[App and web page records]
- - - - - - -

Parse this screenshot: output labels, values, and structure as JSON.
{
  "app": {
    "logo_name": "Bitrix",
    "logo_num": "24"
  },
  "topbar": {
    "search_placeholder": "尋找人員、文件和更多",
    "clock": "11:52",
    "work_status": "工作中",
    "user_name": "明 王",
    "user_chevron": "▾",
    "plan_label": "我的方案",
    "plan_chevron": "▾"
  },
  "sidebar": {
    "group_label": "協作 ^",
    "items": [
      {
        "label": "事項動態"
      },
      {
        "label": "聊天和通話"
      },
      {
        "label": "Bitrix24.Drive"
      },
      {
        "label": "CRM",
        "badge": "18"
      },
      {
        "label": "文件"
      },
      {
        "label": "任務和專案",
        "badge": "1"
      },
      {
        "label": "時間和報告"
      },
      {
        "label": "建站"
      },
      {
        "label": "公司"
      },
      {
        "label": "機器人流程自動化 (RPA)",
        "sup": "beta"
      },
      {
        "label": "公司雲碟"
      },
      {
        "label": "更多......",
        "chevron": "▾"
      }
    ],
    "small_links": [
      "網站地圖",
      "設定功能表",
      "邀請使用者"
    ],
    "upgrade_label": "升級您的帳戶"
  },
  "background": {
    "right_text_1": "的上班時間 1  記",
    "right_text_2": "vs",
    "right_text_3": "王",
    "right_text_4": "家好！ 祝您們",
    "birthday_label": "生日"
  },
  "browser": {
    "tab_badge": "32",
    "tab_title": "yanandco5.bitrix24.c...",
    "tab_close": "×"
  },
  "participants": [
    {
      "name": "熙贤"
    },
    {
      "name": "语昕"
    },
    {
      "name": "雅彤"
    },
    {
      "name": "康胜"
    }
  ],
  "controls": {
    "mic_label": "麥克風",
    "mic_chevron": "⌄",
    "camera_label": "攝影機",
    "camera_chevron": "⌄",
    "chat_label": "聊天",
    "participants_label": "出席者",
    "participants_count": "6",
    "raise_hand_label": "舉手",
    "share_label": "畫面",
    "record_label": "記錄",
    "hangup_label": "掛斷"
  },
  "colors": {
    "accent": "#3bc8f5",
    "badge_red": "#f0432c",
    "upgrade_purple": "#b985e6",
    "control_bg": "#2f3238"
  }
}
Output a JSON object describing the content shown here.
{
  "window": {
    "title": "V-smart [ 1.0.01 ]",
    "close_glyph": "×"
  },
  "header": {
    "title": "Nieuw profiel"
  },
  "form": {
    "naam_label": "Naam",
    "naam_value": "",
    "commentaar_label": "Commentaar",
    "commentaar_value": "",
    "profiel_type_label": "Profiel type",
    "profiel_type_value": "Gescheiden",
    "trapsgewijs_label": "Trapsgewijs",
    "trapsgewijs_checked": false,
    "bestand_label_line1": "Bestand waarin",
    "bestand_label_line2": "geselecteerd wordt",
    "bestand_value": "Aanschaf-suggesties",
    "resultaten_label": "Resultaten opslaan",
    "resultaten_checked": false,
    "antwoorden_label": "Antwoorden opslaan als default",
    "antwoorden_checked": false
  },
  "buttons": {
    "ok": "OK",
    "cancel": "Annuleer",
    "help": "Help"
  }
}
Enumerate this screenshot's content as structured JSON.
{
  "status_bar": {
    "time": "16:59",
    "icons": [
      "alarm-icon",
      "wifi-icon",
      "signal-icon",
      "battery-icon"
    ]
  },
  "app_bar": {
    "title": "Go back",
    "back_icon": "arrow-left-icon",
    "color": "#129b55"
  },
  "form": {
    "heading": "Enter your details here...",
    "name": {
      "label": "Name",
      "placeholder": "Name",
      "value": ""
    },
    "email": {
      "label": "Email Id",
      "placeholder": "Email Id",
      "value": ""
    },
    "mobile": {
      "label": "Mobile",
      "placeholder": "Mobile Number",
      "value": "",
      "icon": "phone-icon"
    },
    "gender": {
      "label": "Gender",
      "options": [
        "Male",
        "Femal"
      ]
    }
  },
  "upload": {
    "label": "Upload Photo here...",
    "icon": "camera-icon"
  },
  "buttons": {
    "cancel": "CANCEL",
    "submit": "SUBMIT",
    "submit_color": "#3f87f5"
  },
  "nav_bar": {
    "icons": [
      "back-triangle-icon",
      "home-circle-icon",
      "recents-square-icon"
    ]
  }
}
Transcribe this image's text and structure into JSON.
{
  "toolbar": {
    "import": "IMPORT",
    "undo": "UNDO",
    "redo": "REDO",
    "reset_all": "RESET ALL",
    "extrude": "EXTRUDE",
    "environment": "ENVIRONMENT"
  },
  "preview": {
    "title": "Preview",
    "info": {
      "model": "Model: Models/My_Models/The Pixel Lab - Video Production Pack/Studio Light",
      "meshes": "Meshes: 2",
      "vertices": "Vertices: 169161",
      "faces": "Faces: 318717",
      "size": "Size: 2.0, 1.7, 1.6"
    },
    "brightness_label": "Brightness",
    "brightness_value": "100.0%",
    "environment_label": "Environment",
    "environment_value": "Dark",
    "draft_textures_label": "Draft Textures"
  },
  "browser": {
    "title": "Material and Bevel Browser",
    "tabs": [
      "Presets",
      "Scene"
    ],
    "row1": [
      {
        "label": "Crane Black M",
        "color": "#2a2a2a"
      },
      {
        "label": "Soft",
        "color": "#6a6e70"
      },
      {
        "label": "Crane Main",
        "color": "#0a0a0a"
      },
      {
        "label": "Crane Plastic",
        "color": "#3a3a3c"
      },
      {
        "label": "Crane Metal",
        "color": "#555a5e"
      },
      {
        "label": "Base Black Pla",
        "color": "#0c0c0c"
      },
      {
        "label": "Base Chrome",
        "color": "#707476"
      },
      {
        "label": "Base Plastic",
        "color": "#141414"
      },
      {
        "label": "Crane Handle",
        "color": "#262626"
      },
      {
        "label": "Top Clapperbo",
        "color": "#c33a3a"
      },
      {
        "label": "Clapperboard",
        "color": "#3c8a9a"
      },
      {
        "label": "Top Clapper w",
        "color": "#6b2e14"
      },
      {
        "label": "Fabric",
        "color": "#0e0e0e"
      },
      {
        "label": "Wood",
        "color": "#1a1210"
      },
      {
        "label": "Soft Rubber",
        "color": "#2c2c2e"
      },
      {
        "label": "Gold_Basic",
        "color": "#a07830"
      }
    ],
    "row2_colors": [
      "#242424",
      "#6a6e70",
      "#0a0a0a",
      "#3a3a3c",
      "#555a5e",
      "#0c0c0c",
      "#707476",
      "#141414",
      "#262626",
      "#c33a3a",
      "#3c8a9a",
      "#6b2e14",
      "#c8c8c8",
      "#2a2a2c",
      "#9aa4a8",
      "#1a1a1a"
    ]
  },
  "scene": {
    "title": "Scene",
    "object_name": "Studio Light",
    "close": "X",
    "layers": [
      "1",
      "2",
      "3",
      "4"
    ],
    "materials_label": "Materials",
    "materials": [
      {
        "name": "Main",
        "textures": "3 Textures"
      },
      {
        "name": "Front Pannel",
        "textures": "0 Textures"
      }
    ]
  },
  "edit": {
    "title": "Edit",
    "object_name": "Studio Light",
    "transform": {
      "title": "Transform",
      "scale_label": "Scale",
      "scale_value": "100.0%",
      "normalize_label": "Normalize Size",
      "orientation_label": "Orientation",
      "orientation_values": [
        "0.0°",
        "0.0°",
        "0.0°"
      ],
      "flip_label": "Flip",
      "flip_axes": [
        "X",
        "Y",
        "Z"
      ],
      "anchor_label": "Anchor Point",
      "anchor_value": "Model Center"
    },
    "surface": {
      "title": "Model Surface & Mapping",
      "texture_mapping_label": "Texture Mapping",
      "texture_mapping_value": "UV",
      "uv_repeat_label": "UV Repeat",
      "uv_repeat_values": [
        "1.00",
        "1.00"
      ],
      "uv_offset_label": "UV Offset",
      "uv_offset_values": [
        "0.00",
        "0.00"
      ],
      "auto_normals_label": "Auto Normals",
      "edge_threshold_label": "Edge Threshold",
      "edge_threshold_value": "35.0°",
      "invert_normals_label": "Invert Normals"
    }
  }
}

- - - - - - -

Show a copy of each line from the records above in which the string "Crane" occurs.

        "label": "Crane Black M",
        "label": "Crane Main",
        "label": "Crane Plastic",
        "label": "Crane Metal",
        "label": "Crane Handle",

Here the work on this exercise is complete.